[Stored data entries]
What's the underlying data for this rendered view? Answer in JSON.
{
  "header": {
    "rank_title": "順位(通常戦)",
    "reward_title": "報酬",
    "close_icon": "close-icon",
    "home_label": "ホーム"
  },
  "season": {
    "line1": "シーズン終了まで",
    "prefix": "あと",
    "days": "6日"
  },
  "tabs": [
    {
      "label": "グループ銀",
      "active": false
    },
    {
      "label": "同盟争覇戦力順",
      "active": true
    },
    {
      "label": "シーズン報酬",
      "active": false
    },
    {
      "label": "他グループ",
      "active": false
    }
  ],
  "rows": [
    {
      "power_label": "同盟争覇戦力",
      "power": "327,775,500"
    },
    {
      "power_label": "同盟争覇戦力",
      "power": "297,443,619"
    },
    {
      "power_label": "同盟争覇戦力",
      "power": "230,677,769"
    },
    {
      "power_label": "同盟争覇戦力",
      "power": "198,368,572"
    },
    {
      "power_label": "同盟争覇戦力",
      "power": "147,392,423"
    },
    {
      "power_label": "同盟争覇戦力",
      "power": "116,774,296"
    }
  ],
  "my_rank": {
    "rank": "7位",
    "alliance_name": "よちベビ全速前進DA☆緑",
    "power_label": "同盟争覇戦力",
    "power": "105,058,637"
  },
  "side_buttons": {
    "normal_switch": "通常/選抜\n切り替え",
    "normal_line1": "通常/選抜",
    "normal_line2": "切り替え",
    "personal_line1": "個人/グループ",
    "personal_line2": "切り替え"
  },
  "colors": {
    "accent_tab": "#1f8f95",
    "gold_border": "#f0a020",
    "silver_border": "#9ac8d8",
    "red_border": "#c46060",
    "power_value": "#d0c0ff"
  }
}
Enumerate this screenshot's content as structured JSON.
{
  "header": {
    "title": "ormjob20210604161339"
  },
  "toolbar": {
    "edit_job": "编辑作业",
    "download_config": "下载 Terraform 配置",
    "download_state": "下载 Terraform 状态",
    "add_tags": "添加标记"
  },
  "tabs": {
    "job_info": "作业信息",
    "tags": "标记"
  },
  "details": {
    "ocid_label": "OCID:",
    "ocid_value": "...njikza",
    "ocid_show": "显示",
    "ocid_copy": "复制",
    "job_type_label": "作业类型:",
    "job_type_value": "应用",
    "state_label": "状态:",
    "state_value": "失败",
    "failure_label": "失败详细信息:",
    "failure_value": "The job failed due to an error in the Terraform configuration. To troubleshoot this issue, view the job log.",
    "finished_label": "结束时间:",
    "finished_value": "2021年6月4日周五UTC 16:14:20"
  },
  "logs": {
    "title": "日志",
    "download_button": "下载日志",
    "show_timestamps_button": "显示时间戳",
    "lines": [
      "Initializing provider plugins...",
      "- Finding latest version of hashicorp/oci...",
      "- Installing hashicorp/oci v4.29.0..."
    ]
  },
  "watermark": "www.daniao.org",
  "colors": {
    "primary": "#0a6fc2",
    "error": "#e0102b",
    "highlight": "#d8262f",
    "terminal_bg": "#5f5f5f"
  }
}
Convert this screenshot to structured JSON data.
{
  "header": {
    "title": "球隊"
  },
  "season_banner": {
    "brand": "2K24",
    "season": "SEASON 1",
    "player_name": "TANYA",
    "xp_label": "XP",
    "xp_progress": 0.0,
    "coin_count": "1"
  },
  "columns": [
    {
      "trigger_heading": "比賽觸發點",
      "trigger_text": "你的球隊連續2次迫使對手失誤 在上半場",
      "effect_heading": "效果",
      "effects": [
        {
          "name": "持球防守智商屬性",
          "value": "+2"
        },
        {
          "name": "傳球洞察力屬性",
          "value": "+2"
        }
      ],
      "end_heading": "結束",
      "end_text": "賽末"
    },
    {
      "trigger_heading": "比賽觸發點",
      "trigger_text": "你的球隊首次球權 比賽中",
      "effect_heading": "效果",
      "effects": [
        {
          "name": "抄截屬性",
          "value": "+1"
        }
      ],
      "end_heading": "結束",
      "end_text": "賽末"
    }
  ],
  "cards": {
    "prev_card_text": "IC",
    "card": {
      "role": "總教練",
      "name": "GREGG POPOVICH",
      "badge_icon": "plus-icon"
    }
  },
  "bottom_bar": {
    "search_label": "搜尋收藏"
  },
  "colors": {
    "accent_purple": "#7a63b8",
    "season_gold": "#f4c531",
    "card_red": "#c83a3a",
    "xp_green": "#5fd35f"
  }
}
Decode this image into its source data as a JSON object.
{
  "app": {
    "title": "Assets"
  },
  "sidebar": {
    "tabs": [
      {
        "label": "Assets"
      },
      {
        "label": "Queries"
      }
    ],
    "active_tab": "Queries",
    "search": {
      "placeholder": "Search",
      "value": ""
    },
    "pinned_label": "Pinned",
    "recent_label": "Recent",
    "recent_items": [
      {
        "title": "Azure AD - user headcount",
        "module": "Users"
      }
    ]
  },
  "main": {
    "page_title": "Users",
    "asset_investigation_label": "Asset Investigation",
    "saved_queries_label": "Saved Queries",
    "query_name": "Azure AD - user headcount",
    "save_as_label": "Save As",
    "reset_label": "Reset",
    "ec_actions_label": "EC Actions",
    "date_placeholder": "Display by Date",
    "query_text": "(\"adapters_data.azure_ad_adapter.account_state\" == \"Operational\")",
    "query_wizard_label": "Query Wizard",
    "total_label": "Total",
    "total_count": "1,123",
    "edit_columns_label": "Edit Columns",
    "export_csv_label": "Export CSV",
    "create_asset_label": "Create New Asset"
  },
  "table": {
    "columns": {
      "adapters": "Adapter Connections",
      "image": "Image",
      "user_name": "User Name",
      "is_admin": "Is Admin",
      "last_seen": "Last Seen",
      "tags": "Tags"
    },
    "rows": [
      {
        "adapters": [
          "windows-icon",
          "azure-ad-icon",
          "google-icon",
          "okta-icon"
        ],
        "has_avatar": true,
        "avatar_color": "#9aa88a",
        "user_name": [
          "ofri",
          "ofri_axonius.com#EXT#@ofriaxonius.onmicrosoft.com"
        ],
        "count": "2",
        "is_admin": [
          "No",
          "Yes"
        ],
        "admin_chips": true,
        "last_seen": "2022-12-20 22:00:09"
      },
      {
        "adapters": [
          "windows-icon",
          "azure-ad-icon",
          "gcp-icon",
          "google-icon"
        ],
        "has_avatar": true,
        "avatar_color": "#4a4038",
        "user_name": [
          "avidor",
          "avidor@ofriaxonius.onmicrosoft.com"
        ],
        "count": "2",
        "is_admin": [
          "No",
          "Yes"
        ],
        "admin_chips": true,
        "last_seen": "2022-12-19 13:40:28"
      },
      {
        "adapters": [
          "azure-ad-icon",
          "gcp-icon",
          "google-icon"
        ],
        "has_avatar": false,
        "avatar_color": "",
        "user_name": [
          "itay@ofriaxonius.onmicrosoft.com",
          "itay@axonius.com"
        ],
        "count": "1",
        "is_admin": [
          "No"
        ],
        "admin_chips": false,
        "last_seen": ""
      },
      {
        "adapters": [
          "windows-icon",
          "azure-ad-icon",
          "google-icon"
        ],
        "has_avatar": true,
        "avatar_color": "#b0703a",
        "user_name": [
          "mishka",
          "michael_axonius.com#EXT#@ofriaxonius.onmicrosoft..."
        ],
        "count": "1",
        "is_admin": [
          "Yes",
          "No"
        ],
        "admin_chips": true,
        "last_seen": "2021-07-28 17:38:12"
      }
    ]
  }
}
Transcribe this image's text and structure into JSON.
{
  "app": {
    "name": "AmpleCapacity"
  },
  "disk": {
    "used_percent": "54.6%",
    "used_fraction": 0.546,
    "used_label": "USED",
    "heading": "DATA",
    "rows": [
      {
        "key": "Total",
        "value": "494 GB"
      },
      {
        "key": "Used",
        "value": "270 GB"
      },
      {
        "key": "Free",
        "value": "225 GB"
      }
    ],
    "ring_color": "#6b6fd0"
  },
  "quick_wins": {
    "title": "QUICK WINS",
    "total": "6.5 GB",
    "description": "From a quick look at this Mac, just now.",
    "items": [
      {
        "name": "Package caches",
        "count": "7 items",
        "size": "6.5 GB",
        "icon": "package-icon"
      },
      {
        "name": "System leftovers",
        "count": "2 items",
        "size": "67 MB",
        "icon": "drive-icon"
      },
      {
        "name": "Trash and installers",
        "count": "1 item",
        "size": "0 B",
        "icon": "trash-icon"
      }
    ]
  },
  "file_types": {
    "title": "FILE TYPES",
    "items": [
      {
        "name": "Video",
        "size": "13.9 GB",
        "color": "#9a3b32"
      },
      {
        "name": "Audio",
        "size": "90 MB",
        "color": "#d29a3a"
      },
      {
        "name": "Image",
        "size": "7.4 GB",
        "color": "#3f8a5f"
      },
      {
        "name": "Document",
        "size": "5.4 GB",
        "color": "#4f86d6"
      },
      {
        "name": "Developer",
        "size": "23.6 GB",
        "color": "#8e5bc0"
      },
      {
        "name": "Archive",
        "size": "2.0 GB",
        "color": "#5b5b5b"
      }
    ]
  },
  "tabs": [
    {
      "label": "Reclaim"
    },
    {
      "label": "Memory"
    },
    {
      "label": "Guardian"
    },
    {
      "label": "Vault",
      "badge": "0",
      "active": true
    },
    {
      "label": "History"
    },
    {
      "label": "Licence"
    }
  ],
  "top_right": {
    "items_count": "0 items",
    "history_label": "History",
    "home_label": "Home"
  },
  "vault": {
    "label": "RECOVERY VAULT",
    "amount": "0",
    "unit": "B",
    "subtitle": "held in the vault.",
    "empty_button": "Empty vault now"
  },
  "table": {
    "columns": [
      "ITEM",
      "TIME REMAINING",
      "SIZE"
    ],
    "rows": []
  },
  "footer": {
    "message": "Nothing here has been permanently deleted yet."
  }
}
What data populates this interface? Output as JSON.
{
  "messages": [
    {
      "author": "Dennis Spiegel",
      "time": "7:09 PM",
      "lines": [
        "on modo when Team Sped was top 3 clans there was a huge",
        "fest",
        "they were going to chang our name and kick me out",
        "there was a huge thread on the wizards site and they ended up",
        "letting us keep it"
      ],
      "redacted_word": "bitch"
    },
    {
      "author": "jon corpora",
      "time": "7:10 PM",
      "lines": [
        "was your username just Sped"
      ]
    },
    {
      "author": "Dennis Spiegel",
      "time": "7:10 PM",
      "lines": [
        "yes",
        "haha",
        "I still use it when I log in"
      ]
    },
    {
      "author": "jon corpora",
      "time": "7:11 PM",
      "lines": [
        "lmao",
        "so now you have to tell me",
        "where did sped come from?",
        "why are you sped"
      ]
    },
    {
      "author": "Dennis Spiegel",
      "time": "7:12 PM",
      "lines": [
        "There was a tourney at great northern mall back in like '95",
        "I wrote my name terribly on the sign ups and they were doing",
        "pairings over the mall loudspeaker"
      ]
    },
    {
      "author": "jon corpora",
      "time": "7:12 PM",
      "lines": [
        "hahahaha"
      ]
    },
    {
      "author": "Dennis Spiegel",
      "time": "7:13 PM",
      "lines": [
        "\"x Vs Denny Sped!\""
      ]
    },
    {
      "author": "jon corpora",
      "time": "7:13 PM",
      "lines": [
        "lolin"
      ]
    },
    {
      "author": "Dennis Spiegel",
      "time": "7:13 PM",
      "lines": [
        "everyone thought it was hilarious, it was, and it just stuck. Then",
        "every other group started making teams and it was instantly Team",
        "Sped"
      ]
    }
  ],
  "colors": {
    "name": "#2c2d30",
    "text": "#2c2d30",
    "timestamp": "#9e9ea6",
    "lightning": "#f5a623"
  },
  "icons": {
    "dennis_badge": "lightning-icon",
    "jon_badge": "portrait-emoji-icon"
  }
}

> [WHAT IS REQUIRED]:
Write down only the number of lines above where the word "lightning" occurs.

> [SOLUTION TO THE EXERCISE]:
2